Looking for a bit of swashbuckling fun to stream on Netflix? Check out the BBC’s 2006 TV revision of the homegrown English legend, Robin Hood. The series is a rollicking mix of action and adventure, drama and humor, and is blessed with an excellent ensemble cast, playing out an almost archetypal battle between heroic virtue and scene-stealing villainy.
Admittedly, if I put on my curmudgeon’s hat, it’s easy to see flaws. First, the near invincibility of the scrawny Robin and his ragtag band against the Sheriff of Nottingham’s superior forces beggars belief. Second, the script is peppered with anachronisms which sometimes border on silliness: Hey–is that someone giving Robin CPR? Third are the sometimes implausible script elements.

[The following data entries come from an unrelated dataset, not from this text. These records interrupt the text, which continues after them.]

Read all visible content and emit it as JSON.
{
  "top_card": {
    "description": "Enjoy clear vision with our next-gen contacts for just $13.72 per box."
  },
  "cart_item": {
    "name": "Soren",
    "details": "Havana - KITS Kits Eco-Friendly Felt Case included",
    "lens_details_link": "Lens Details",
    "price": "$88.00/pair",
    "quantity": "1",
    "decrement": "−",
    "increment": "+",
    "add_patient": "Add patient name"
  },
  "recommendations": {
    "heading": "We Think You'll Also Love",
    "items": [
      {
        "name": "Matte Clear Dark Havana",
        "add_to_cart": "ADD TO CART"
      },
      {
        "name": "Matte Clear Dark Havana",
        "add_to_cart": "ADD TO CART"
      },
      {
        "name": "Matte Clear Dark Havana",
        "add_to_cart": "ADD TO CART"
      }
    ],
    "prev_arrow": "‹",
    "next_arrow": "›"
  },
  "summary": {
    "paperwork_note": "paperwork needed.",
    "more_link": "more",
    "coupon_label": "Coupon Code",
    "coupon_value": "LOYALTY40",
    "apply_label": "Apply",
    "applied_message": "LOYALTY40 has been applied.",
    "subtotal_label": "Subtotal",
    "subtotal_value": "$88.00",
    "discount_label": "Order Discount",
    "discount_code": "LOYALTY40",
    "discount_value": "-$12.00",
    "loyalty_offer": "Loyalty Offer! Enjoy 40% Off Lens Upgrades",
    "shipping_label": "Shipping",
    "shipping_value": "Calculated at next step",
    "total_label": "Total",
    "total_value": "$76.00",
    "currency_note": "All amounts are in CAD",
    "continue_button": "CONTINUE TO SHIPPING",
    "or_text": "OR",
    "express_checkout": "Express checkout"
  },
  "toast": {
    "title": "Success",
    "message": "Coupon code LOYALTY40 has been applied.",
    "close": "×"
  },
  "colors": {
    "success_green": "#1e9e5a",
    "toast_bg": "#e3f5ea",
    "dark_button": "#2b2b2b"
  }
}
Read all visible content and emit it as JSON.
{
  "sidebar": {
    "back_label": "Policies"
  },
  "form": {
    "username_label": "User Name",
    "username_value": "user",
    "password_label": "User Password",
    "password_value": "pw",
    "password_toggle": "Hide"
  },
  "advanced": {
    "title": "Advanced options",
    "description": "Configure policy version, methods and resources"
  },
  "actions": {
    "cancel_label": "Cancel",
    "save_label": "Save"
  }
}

Some are huge, as when, with only a few episodes to go, a significant and tragic backstory is suddenly revealed which should have affected the story from the beginning. And some are small, as when Robin’s band races from Nottingham Castle, enemies in pursuit, and bars the door behind them from the outside, locking the bad guys in. Huh? Oh, well–by the next episode, the bar is back on the inside of the door where it belongs.
All in good fun, as with Robin’s superhero prowess with the bow, or the Rube Goldberg style contraptions the gang rig up in Sherwood. Robin Hood is great entertainment, which the BBC had hoped would help revitalize family-friendly television fare. For numerous practical reasons, including the high cost of filming on location in Hungary, and the actual or threatened exit of key players, the show lasted only three seasons. But that’s 39 episodes to savor, and I intend to watch them again.
What prompts my reflection here is the motto the gang adopts in the second season: “We are Robin Hood,” a theme that plays out consistently to the series’ end. We are continually reminded that Robin Hood is not just an individual person, but an idea–one to which the oppressed people of Nottinghamshire must cling to have hope.
Early in the series, Lady Marian accuses Robin of fighting for justice in self-aggrandizing ways that bring retaliation and therefore even greater suffering upon the poor. Over time, we watch Robin Hood the person evolve into Robin Hood the ideal, the hope-giving dream. And that ideal becomes a shared one: we, together, are Robin Hood–no one can do this alone.
Shared identity, shared purpose. It’s one thing, for example, for two spouses to argue over whose turn it is to do some chore. It’s another for either to step up spontaneously and willingly to do it out of a sense of shared responsibility: we are family; this is our house; this is important to us.
Is there not something of all of this in the mission of the church? Little John and the others were held together by a shared love for and loyalty to their leader. And we, like Robin’s gang, despite our imperfections, must embody hope, imagining the kingdom as it should be and one day will be, giving ourselves to the cause of justice until the King returns.
But grit and determination, earthly love and loyalty aren’t enough. We need–and we have–the gift of the Holy Spirit. In a very real sense, we are Jesus: the church is the body of Christ.
That is the shared identity which defines our purpose.